The pursuit of a center in Biblical Theology has occupied scholarship for several decades. The search for a center has itself led to an overly narrow focus on particular themes or motifs within the OT. While various scholars may argue that the presence of God, the glory of God, the kingship of God, or the kingdom of God are at the center or a part of the center of OT theology, Boda’s three rhythms do indeed represent the heartbeat of OT theology. Any OT theology that is attempting to genuinely represent the OT scriptures as they present themselves must deal with the ubiquitous references back to Exodus 34:6-7, the multiple narrative summaries of Israel’s history, or the many covenantal texts that lie at pivotal moments in OT redemptive history. Boda’s three rhythms serve to summarize the message of the OT simply, within Scripture’s own categories, and with actual Scriptural language. Further, Boda shows multiple passages in which these three rhythms are woven together into a coherent theological statement contextualized within the history of Israel (cf. Exod 5:22-6:8 and Neh 9). The result is a thoroughly biblical description of OT theology.

Boda is careful to show how these three rhythms of the OT’s heartbeat make our own hearts beat for the Lord. For example, his call to evangelicals to not lose the essential narrative story of the Bible is a helpful corrective to pastors and scholars alike who may stop with historical-grammatical exegesis and not connect the larger canonical dots. His other applications have a similar poignant and convicting call (p. 123). The character rhythm compels us to develop a spirituality that worships and regularly pursues relationship with a strikingly personal God who works miraculously in the present (pp.. 130-133). The relational creed calls us to focus on biblical conceptions of covenant that emphasize relationship instead of extra-biblical covenantal systems.

Boda’s consistent interaction with the non-evangelical guild of OT scholarship shows an appreciation for their work and a sincere effort to recognize their contribution. However, the absence of interaction with recent key evangelical authors within the field of Biblical Theology is surprising.
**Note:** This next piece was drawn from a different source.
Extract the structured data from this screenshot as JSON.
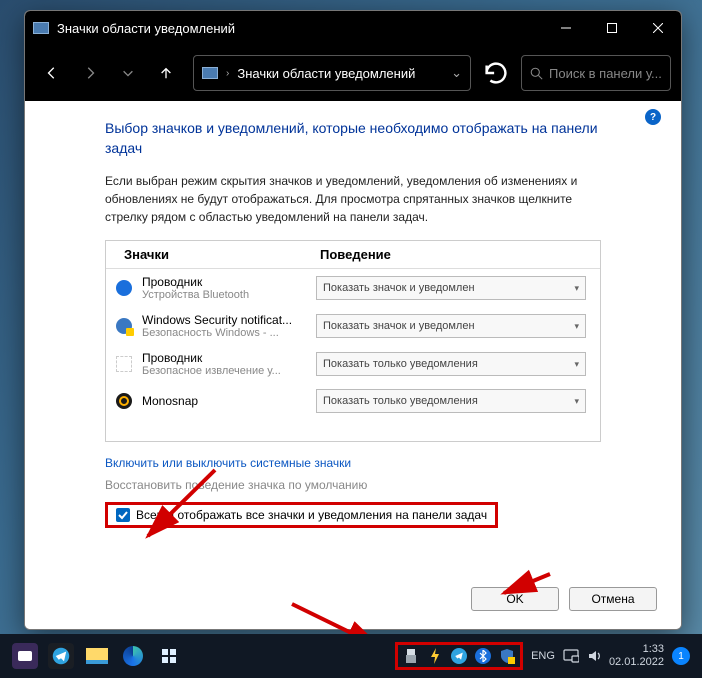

Interaction with the likes of Kaiser, Hamilton, Schreiner, Sailhamer, Gentry, Wellum, Alexander, Hafemann, and perhaps most surprisingly, C. J. H. Wright, are essentially missing except in footnotes. By leaving these evangelical authors out, one wonders how Boda’s argument complements and corroborates the most recent work done within evangelical Biblical Theology. Notwithstanding, Boda makes an important contribution to OT theology that is concise, exegetically sound, pastorally sensitive, and useful to scholars, students, and lay believers alike. I heartily recommend this work.

C. Randall Breland

The Southern Baptist Theological Seminary

and Arlington Baptist College

Wrap Up